=== Data excerpts ===
= = =
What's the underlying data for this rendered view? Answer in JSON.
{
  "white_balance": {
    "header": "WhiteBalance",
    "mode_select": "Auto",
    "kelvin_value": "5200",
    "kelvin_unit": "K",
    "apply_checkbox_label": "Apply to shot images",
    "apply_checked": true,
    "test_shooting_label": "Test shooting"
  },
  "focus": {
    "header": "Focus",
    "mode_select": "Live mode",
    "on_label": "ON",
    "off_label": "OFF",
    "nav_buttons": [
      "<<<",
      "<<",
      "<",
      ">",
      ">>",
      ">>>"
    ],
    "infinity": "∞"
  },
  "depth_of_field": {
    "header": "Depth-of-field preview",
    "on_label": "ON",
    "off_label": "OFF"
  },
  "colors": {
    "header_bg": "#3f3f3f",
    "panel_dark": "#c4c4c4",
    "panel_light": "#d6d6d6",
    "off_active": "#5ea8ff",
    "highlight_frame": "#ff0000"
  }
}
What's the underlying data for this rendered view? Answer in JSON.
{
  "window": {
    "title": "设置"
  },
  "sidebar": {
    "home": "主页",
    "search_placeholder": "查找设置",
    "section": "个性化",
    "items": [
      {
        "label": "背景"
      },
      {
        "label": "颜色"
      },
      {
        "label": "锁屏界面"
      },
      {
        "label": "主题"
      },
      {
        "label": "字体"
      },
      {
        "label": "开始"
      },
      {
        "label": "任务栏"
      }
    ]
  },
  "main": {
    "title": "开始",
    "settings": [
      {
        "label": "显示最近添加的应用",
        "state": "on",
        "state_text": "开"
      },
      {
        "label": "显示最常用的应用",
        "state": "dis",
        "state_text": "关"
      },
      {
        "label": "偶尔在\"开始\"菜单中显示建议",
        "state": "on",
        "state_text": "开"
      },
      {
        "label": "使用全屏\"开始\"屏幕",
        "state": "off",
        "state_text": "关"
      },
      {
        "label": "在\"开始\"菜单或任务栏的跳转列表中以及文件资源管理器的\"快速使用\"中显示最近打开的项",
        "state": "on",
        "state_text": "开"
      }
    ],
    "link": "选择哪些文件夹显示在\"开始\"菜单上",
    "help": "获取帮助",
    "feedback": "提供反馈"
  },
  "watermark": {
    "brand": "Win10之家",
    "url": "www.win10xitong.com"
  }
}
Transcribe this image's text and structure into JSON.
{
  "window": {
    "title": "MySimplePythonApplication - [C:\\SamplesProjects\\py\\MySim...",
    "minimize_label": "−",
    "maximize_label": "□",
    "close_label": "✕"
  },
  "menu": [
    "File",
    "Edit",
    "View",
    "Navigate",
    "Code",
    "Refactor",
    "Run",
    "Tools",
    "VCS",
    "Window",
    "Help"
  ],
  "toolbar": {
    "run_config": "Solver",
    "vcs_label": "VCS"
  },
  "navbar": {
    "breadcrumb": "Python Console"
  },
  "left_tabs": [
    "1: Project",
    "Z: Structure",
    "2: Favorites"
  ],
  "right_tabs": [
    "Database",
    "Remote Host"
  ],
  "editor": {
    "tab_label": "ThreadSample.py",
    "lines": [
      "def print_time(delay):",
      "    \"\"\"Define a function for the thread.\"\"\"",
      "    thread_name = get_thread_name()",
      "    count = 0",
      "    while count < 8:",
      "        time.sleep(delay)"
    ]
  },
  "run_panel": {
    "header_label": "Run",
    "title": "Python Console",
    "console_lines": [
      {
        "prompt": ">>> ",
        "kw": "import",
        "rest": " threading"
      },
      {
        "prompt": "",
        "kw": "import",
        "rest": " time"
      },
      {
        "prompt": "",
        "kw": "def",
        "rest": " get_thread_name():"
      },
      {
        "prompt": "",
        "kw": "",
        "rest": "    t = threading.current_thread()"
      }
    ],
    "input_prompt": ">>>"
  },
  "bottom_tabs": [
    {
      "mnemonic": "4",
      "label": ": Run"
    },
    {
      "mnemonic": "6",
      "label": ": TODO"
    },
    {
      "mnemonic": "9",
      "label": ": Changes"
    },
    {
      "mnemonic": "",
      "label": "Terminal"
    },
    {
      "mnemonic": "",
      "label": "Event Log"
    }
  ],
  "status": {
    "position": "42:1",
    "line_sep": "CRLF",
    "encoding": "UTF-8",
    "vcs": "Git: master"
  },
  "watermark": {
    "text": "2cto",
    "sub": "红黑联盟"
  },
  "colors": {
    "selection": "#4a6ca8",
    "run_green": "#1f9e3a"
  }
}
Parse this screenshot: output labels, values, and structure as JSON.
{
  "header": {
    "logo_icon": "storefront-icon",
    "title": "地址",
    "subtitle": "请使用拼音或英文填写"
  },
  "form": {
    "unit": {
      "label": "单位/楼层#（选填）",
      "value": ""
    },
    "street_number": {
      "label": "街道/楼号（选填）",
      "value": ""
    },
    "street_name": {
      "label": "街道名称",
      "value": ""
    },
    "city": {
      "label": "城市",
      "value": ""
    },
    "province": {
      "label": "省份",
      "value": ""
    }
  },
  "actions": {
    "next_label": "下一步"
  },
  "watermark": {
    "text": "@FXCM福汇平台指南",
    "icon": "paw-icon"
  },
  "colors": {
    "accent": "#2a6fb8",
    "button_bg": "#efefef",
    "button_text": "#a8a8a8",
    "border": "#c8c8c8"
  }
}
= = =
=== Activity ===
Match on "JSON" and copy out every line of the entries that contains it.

=== Answer area ===
What's the underlying data for this rendered view? Answer in JSON.
What's the underlying data for this rendered view? Answer in JSON.
Transcribe this image's text and structure into JSON.
Parse this screenshot: output labels, values, and structure as JSON.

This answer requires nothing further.